- Increased privatisation – “development of…independent sector social care provision” to make social care more “sustainable” – code for cheaper.
- “Provider alliances” and “development of business models to encourage providers to maximise independence” – independent of what? Public funding? Democratic accountability?
- “Improving independence of vulnerable adults” – Is their problem a lack of independence? I don’t think so.
Shades here of neo-con/new right sociologist Charles Murray: the one in the 1980s who basically blamed poverty and social problems – and by implication the ill health that accompanies them – on the people who are suffering them. The one who described such people as an underclass, in a move to revive the Victorian concept of the “undeserving poor”, to separate “shirkers” from “strivers”. His remedy was that poor folk living in difficult social circumstances should have their social security support removed because that is what allows them to wallow in their poverty, illness and social problems.

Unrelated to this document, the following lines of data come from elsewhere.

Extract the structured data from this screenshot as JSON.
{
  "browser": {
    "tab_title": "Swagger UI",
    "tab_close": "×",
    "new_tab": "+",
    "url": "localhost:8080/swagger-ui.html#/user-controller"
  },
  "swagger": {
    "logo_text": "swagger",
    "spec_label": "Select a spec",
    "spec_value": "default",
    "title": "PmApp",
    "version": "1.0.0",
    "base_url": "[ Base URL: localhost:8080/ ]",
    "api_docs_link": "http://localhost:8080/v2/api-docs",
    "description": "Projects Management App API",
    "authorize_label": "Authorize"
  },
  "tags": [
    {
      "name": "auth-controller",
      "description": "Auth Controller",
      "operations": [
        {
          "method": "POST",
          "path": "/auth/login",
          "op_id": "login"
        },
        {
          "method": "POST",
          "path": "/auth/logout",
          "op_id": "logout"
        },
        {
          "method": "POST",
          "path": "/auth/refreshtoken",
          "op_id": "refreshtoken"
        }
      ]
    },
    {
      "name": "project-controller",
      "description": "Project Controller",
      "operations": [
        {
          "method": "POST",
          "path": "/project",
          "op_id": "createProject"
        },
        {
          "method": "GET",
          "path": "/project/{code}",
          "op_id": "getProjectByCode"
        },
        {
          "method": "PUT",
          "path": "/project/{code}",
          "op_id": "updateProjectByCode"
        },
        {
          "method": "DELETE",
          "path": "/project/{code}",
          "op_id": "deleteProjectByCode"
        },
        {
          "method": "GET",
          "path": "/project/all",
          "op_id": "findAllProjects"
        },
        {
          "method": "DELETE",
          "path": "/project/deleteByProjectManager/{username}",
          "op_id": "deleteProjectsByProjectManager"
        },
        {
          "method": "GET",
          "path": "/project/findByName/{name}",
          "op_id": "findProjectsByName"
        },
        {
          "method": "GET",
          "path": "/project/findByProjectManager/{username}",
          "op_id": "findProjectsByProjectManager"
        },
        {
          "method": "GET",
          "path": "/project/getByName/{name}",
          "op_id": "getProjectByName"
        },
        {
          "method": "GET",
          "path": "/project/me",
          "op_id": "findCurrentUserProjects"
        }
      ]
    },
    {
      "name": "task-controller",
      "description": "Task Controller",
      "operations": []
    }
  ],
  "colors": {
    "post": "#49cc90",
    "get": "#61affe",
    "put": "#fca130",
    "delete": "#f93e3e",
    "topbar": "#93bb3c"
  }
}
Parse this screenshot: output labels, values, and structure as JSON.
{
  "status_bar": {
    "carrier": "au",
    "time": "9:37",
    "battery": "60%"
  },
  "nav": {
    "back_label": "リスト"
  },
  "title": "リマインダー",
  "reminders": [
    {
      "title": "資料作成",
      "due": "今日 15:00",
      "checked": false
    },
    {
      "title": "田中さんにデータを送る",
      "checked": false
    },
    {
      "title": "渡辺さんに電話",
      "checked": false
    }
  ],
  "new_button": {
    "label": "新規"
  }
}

A prescription that the mainstream media seized on and broadcast.
This is the ideology that’s implicitly driving the Sustainability and Transformation Plans/Partnerships and the Accountable Care Systems they are spawning.
Two aspects to this integrated care stuff
- Integrated commissioning (both Greater Huddersfield and North Kirklees CCGs and the Council)
- An integrated model for out of hospital care (ie what they would commission)
1.16 of the doc says that Kirklees is integrating the two Clinical Commissioning Groups now, and then will integrate them with the Council, which “commits to aligning its commissioning resources in the short term”. And then an Integrated Commissioning Board would be a Joint Committee of the CCGs and Council, led by a jointly appointed Director of Integrated Commissioning.
1.2 of the doc says that commissioners will carry out “population based commissioning”. This means paying for the whole range of out-of-hospital care through a contract for a fixed annual amount, based on a per person payment for the whole population.
Pooled budgets used for population based commissioning is the basis of NHS England’s new draft Accountable Care Organisation contract that they published last August and that is now the subject of two legal challenges.
Integrated out of hospital care “can significantly affect incumbent NHS providers”
This is the crunch(1.14):
“The procurement phase will be lengthy and needs to recognise a range of key dependencies, including the end date on the current Care Closer to Home contract in 2020. Given the scale and complexity of the potential procurement it is expected that the Integrated Support and Assurance Process (ISAP) will be applicable …the contractual arrangements through which some new care models will be implemented may mean contracting for new models of acre [sic] is ‘novel’ and that the bidder’s organisational forms may be complex and can significantly affect incumbent NHS providers.”
RED FLASHING LIGHTS what kind of significant effect on current NHS providers – ie our hospitals, NHS mental health providers and GPs????Calling them “incumbent” implies that they might no longer be incumbent after a mystery “bidder” has been awarded the contract for integrated out of hospital care.
Councillors, please get your heads round all this now. Here’s the downloadableCouncillors’ Rough Guide to Accountable Care Systems.